    8. Enrico Moretti, 2013. "Real Wage Inequality," American Economic Journal: Applied Economics, American Economic Association, vol. 5(1), pages 65-103, January.
    9. Hardy Hulley & Rebecca Mckibbin & Andreas Pedersen & Susan Thorp, 2013. "Means-Tested Public Pensions, Portfolio Choice and Decumulation in Retirement," The Economic Record, The Economic Society of Australia, vol. 89(284), pages 31-51, March.
    10. Jesper Roine & Daniel Waldenström, 2009. "Wealth Concentration over the Path of Development: Sweden, 1873–2006," Scandinavian Journal of Economics, Wiley Blackwell, vol. 111(1), pages 151-187, March.
    11. Nathalie Chusseau & Michel Dumont, 2012. "Growing Income Inequalities in Advanced," Working Papers hal-00993359, HAL.
    12. Sonja Jovicic, 2015. "Wage Inequality, Skill Inequality, and Employment: Evidence from PIAAC," Schumpeter Discussion Papers SDP15007, Universitätsbibliothek Wuppertal, University Library.
    13. Jean-Luc Gaffard & Francesco Saraceno, 2009. "Redistribution des revenus et instabilité. À la recherche des causes réelles de la crise financière," Revue de l'OFCE, Presses de Sciences-Po, vol. 0(3), pages 75-86.
    14. Olga Gorbachev, 2011. "Did Household Consumption Become More Volatile?," American Economic Review, American Economic Association, vol. 101(5), pages 2248-2270, August.
    15. Arthur B. Kennickell, 2003. "A rolling tide: changes in the distribution of wealth in the U.S., 1989-2001," Finance and Economics Discussion Series 2003-24, Board of Governors of the Federal Reserve System (U.S.).
    16. David Love & Lucie Schmidt, 2015. "Comprehensive Wealth of Immigrants and Natives," Working Papers wp328, University of Michigan, Michigan Retirement Research Center.
    17. Peter Hoeller, 2012. "Less Income Inequality and More Growth – Are they Compatible? Part 4. Top Incomes," OECD Economics Department Working Papers 927, OECD Publishing.
    18. Roine, Jesper & Waldenström, Daniel, 2014. "Long run trends in the distribution of income and wealth," Working Paper Series, Center for Fiscal Studies 2014:5, Uppsala University, Department of Economics.
    19. Yunju Nam, 2008. "Welfare Reform and Asset Accumulation: Asset Limit Changes, Financial Assets, and Vehicle Ownership," Social Science Quarterly, Southwestern Social Science Association, vol. 89(1), pages 133-154, March.
    20. Grinstein-Weiss, Michal & Wagner, Kristen & Ssewamala, Fred M., 2006. "Saving and asset accumulation among low-income families with children in IDAs," Children and Youth Services Review, Elsevier, vol. 28(2), pages 193-211, February.

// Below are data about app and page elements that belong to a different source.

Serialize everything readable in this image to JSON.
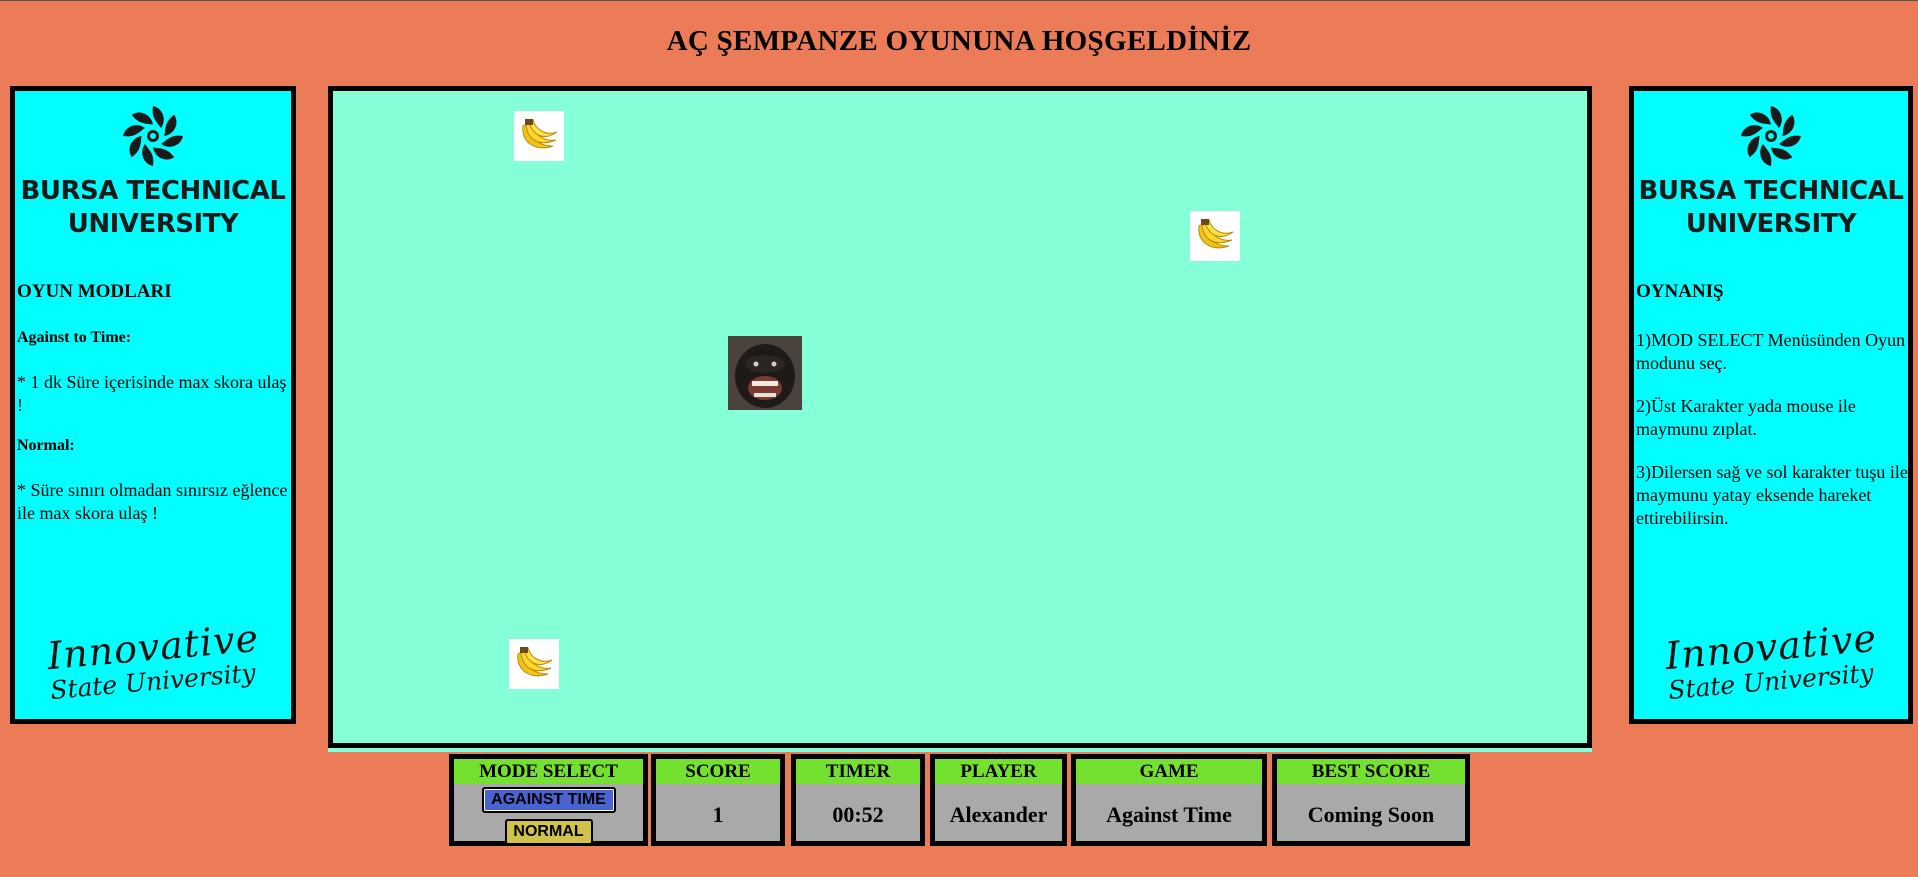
{
  "header": {
    "title": "AÇ ŞEMPANZE OYUNUNA HOŞGELDİNİZ"
  },
  "left_panel": {
    "university": "BURSA TECHNICAL UNIVERSITY",
    "heading": "OYUN MODLARI",
    "mode1_title": "Against to Time:",
    "mode1_desc": "* 1 dk Süre içerisinde max skora ulaş !",
    "mode2_title": "Normal:",
    "mode2_desc": "* Süre sınırı olmadan sınırsız eğlence ile max skora ulaş !",
    "motto_line1": "Innovative",
    "motto_line2": "State University"
  },
  "right_panel": {
    "university": "BURSA TECHNICAL UNIVERSITY",
    "heading": "OYNANIŞ",
    "step1": "1)MOD SELECT Menüsünden Oyun modunu seç.",
    "step2": "2)Üst Karakter yada mouse ile maymunu zıplat.",
    "step3": "3)Dilersen sağ ve sol karakter tuşu ile maymunu yatay eksende hareket ettirebilirsin.",
    "motto_line1": "Innovative",
    "motto_line2": "State University"
  },
  "game": {
    "icons": {
      "banana": "banana-icon",
      "chimp": "chimpanzee-sprite"
    },
    "background_color": "#84ffd7"
  },
  "hud": {
    "mode_select": {
      "label": "MODE SELECT",
      "btn_time": "AGAINST TIME",
      "btn_normal": "NORMAL"
    },
    "score": {
      "label": "SCORE",
      "value": "1"
    },
    "timer": {
      "label": "TIMER",
      "value": "00:52"
    },
    "player": {
      "label": "PLAYER",
      "value": "Alexander"
    },
    "game": {
      "label": "GAME",
      "value": "Against Time"
    },
    "best": {
      "label": "BEST SCORE",
      "value": "Coming Soon"
    }
  },
  "colors": {
    "page_bg": "#ec7b58",
    "panel_bg": "#00ffff",
    "hud_header": "#74e030",
    "hud_bg": "#a9a9a9",
    "btn_time": "#4b63d1",
    "btn_normal": "#d1c24b"
  }
}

    More about this item

    Keywords

    Wealth; Income distribution;

    Statistics

    Access and download statistics

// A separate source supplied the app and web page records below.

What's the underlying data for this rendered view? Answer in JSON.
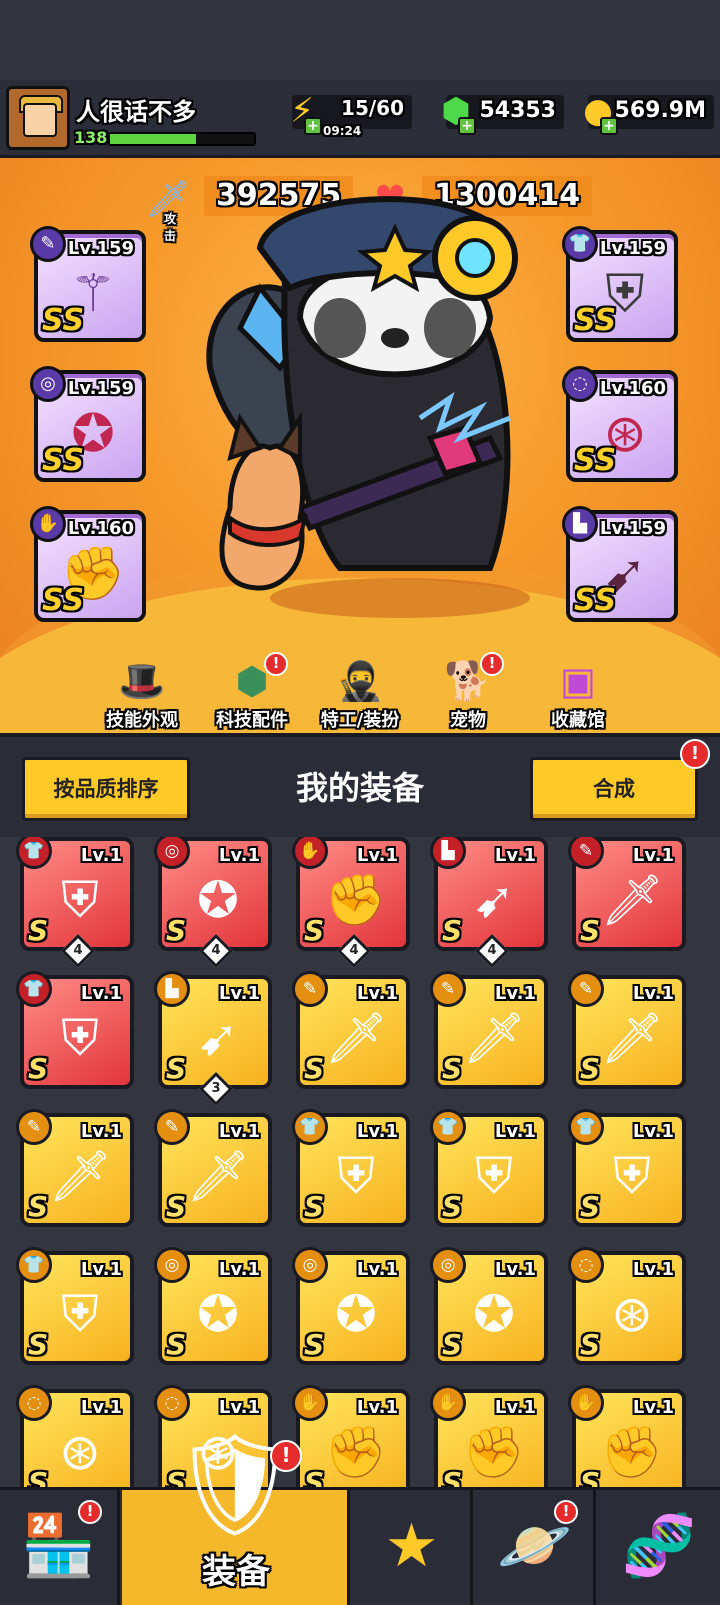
{
  "player": {
    "name": "人很话不多",
    "level": "138",
    "xp_fraction": 0.6
  },
  "resources": {
    "energy": {
      "icon": "lightning-icon",
      "value": "15/60",
      "timer": "09:24"
    },
    "gems": {
      "icon": "green-gem-icon",
      "value": "54353"
    },
    "coins": {
      "icon": "gold-coin-icon",
      "value": "569.9M"
    }
  },
  "stats": {
    "attack": {
      "label": "攻击",
      "value": "392575",
      "icon": "sword-icon"
    },
    "hp": {
      "label": "生命",
      "value": "1300414",
      "icon": "heart-icon"
    }
  },
  "equipped": [
    {
      "slot": "weapon",
      "level": "Lv.159",
      "grade": "SS",
      "icon": "staff-icon"
    },
    {
      "slot": "necklace",
      "level": "Lv.159",
      "grade": "SS",
      "icon": "necklace-icon"
    },
    {
      "slot": "gloves",
      "level": "Lv.160",
      "grade": "SS",
      "icon": "gauntlet-icon"
    },
    {
      "slot": "armor",
      "level": "Lv.159",
      "grade": "SS",
      "icon": "armor-icon"
    },
    {
      "slot": "belt",
      "level": "Lv.160",
      "grade": "SS",
      "icon": "belt-icon"
    },
    {
      "slot": "boots",
      "level": "Lv.159",
      "grade": "SS",
      "icon": "boots-icon"
    }
  ],
  "hero_menu": [
    {
      "label": "技能外观",
      "icon": "wizard-hat-icon",
      "alert": false
    },
    {
      "label": "科技配件",
      "icon": "hex-chip-icon",
      "alert": true
    },
    {
      "label": "特工/装扮",
      "icon": "agent-icon",
      "alert": false
    },
    {
      "label": "宠物",
      "icon": "dog-icon",
      "alert": true
    },
    {
      "label": "收藏馆",
      "icon": "chest-icon",
      "alert": false
    }
  ],
  "controls": {
    "sort_label": "按品质排序",
    "title": "我的装备",
    "merge_label": "合成"
  },
  "inventory": [
    {
      "rarity": "red",
      "slot": "armor",
      "level": "Lv.1",
      "grade": "S",
      "count": "4"
    },
    {
      "rarity": "red",
      "slot": "necklace",
      "level": "Lv.1",
      "grade": "S",
      "count": "4"
    },
    {
      "rarity": "red",
      "slot": "gloves",
      "level": "Lv.1",
      "grade": "S",
      "count": "4"
    },
    {
      "rarity": "red",
      "slot": "boots",
      "level": "Lv.1",
      "grade": "S",
      "count": "4"
    },
    {
      "rarity": "red",
      "slot": "weapon",
      "level": "Lv.1",
      "grade": "S",
      "count": ""
    },
    {
      "rarity": "red",
      "slot": "armor",
      "level": "Lv.1",
      "grade": "S",
      "count": ""
    },
    {
      "rarity": "yellow",
      "slot": "boots",
      "level": "Lv.1",
      "grade": "S",
      "count": "3"
    },
    {
      "rarity": "yellow",
      "slot": "weapon",
      "level": "Lv.1",
      "grade": "S",
      "count": ""
    },
    {
      "rarity": "yellow",
      "slot": "weapon",
      "level": "Lv.1",
      "grade": "S",
      "count": ""
    },
    {
      "rarity": "yellow",
      "slot": "weapon",
      "level": "Lv.1",
      "grade": "S",
      "count": ""
    },
    {
      "rarity": "yellow",
      "slot": "weapon",
      "level": "Lv.1",
      "grade": "S",
      "count": ""
    },
    {
      "rarity": "yellow",
      "slot": "weapon",
      "level": "Lv.1",
      "grade": "S",
      "count": ""
    },
    {
      "rarity": "yellow",
      "slot": "armor",
      "level": "Lv.1",
      "grade": "S",
      "count": ""
    },
    {
      "rarity": "yellow",
      "slot": "armor",
      "level": "Lv.1",
      "grade": "S",
      "count": ""
    },
    {
      "rarity": "yellow",
      "slot": "armor",
      "level": "Lv.1",
      "grade": "S",
      "count": ""
    },
    {
      "rarity": "yellow",
      "slot": "armor",
      "level": "Lv.1",
      "grade": "S",
      "count": ""
    },
    {
      "rarity": "yellow",
      "slot": "necklace",
      "level": "Lv.1",
      "grade": "S",
      "count": ""
    },
    {
      "rarity": "yellow",
      "slot": "necklace",
      "level": "Lv.1",
      "grade": "S",
      "count": ""
    },
    {
      "rarity": "yellow",
      "slot": "necklace",
      "level": "Lv.1",
      "grade": "S",
      "count": ""
    },
    {
      "rarity": "yellow",
      "slot": "belt",
      "level": "Lv.1",
      "grade": "S",
      "count": ""
    },
    {
      "rarity": "yellow",
      "slot": "belt",
      "level": "Lv.1",
      "grade": "S",
      "count": ""
    },
    {
      "rarity": "yellow",
      "slot": "belt",
      "level": "Lv.1",
      "grade": "S",
      "count": ""
    },
    {
      "rarity": "yellow",
      "slot": "gloves",
      "level": "Lv.1",
      "grade": "S",
      "count": ""
    },
    {
      "rarity": "yellow",
      "slot": "gloves",
      "level": "Lv.1",
      "grade": "S",
      "count": ""
    },
    {
      "rarity": "yellow",
      "slot": "gloves",
      "level": "Lv.1",
      "grade": "S",
      "count": ""
    }
  ],
  "nav": {
    "shop": {
      "icon": "shop-icon",
      "alert": true
    },
    "equipment": {
      "label": "装备",
      "icon": "equipment-icon",
      "alert": true
    },
    "heroes": {
      "icon": "star-swords-icon",
      "alert": false
    },
    "planet": {
      "icon": "planet-icon",
      "alert": true
    },
    "talent": {
      "icon": "dna-icon",
      "alert": false
    }
  },
  "colors": {
    "accent_orange": "#f69a2b",
    "rarity_red": "#e2353b",
    "rarity_yellow": "#f7b21f",
    "button_yellow": "#ffc928",
    "alert_red": "#e52b2b"
  }
}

    Corrections

    All material on this site has been provided by the respective publishers and authors. You can help correct errors and omissions. When requesting a correction, please mention this item's handle: RePEc:fip:fedgfe:2009-13. See general information about how to correct material in RePEc.

    For technical questions regarding this item, or to correct its authors, title, abstract, bibliographic or download information, contact: (). General contact details of provider: http://edirc.repec.org/data/frbgvus.html .

    If you have authored this item and are not yet registered with RePEc, we encourage you to do it here. This allows to link your profile to this item. It also allows you to accept potential citations to this item that we are uncertain about.

    If CitEc recognized a reference but did not link an item in RePEc to it, you can help with this form .

    If you know of missing items citing this one, you can help us creating those links by adding the relevant references in the same way as above, for each refering item. If you are a registered author of this item, you may also want to check the "citations" tab in your RePEc Author Service profile, as there may be some citations waiting for confirmation.

    Please note that corrections may take a couple of weeks to filter through the various RePEc services.

    IDEAS is a RePEc service hosted by the Research Division of the Federal Reserve Bank of St. Louis . RePEc uses bibliographic data supplied by the respective publishers.